I fed her spoonful by spoonful a dinner of minced steak, mashed potatoes, and succotash with carrot cake for dessert along with ginger ale, apple/grape juice, and decaf coffee for beverages. Sampling each for myself it was quite good, or “bangin’” as Patti chose to describe dinner.

Yep, our current version of TGIF. 

Patrick Leer
Caregivingly Yours, MS Caregiver @

Technorati Tags: , , ,

Wednesday, August 01, 2012

voices never shared Multiple Sclerosis

Some mornings surfing through the news over a cup of coffee I am struck by the imbalance of Multiple Sclerosis awareness, at least to me, … even a recent comment to this blog raised this paradox in social media of what do we know about severe MS unless the caregiver speaks out.

Screaming from magazine racks in convenience stores and grocery store checkout aisles the world learned in late June that an old classic rocker’s son was recently diagnosed with MS and his Mom “won’t let my son die”.

Frederick Ray Jr. seated, celebrates his 70th birthday in West Chester on Sunday with his family. Ray was diagnosed in 1965 with multiple sclerosis and has lived 47 years old with the autoimmune disease. Dozens of family members and friends came out to the West Chester senior center for his party.
Yet how many noticed a MS Survivor Celebrates 70th Birthday in the headlines of the Daily Local News of Chester County, Pennsylvania.
“For the past 47 years, Frederick Ray Jr. has been nothing but an inspiration to his family and friends. Diagnosed with multiple sclerosis in 1965, Ray celebrated his 70th birthday Sunday at the West Chester Senior Center, a testament to perseverance and triumph against all odds…”
I also can’t help but wonder if it’s because he like my wife is both in a wheelchair and a care facility that the milestone gets no mention by local MS organizations.

Member of the U.S. House of Representatives from Texas's 18th district In office January 3, 1973 – January 3, 1979
Then over on the left coast I read in the Sacramento Press of the closing run of a play, Voice of Good Hope in its Final Run about the life and times of US Congresswoman Barbara Jordan (1936-1996), who at the highest levels of power and riveting oratory on the National stage concealed her MS.

Jordan began to experience MS symptoms in 1973 …eventually requiring a wheelchair.
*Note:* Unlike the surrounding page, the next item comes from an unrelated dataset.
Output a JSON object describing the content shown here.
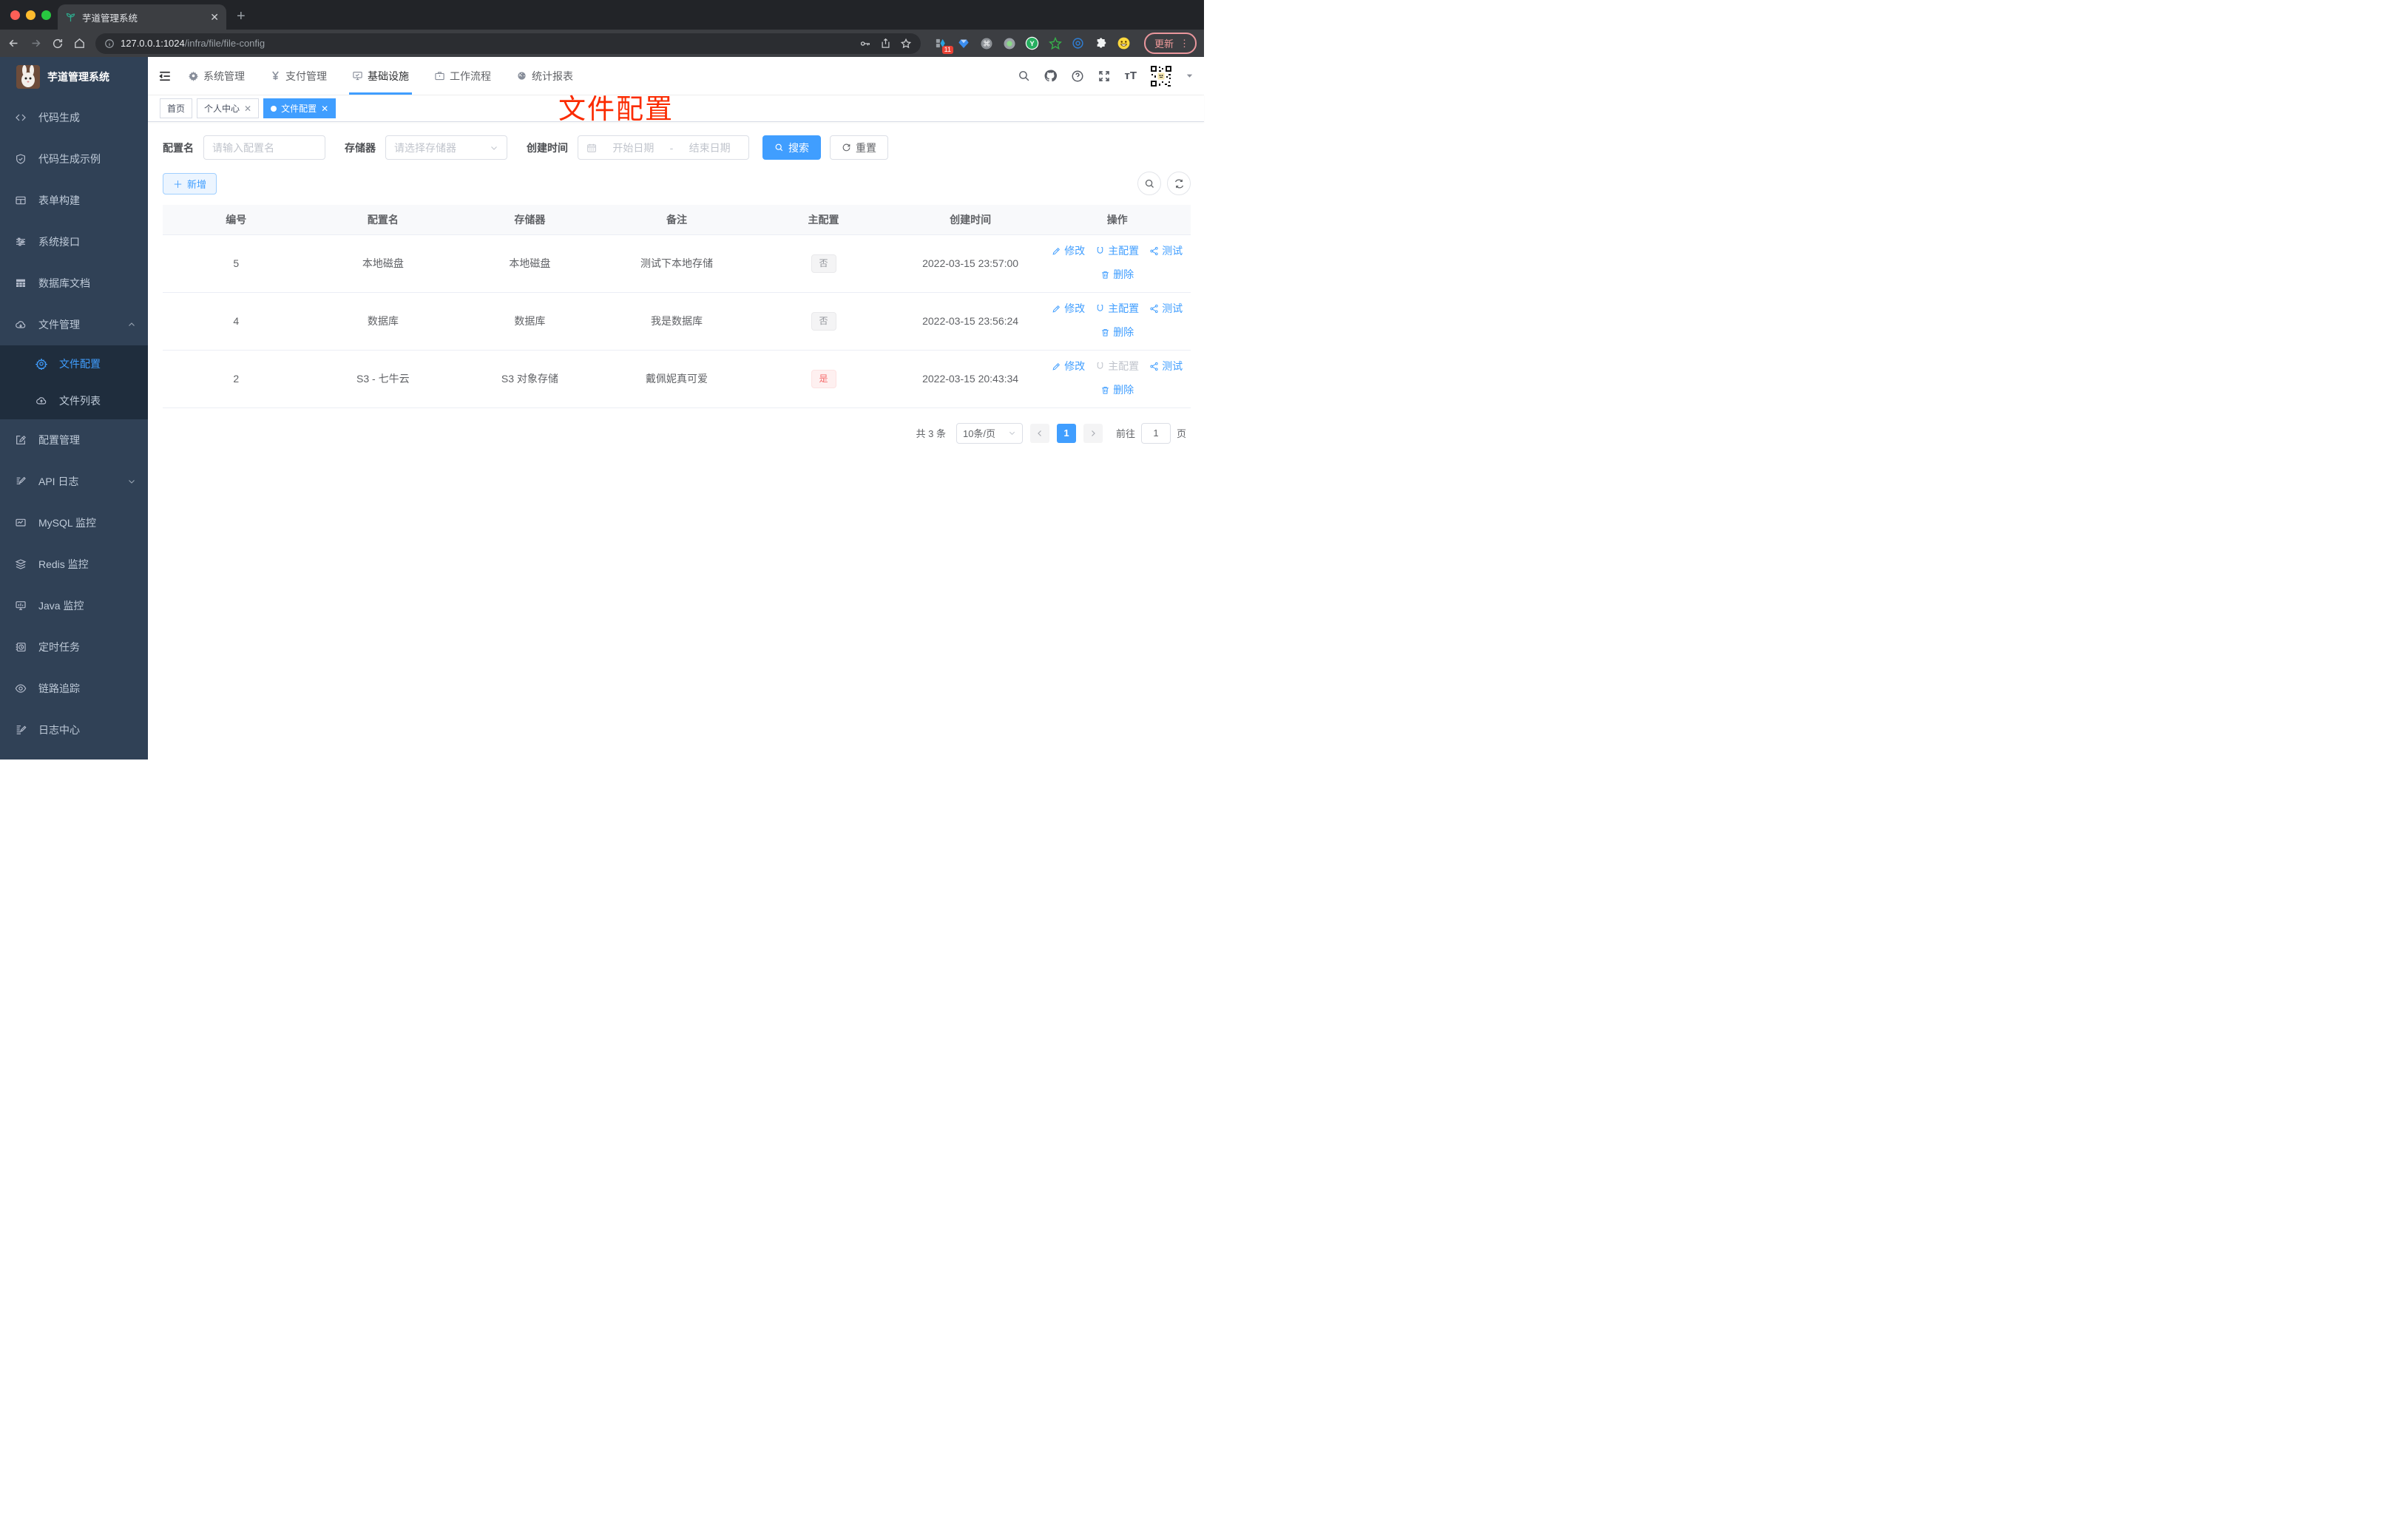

She kept the state of her health out of the press so well that … President Bill Clinton stated that he wanted to nominate Jordan for the United States Supreme Court, but Jordan's health problems prevented him.

“Cruel physical decline” is how theatre critics describe the portrayal of Multiple Sclerosis.

So back to the original thought unless a caregiver, or playwright, speaks up what do we know about those with severe symptoms of MS? 

“…People writing songs that voices never share
And no one dared
Disturb the sound of silence …”
Sounds Of Silence by Simon & Garfunkel
Patrick Leer
Caregivingly Yours, MS Caregiver @

Technorati Tags: ,

Blog Archive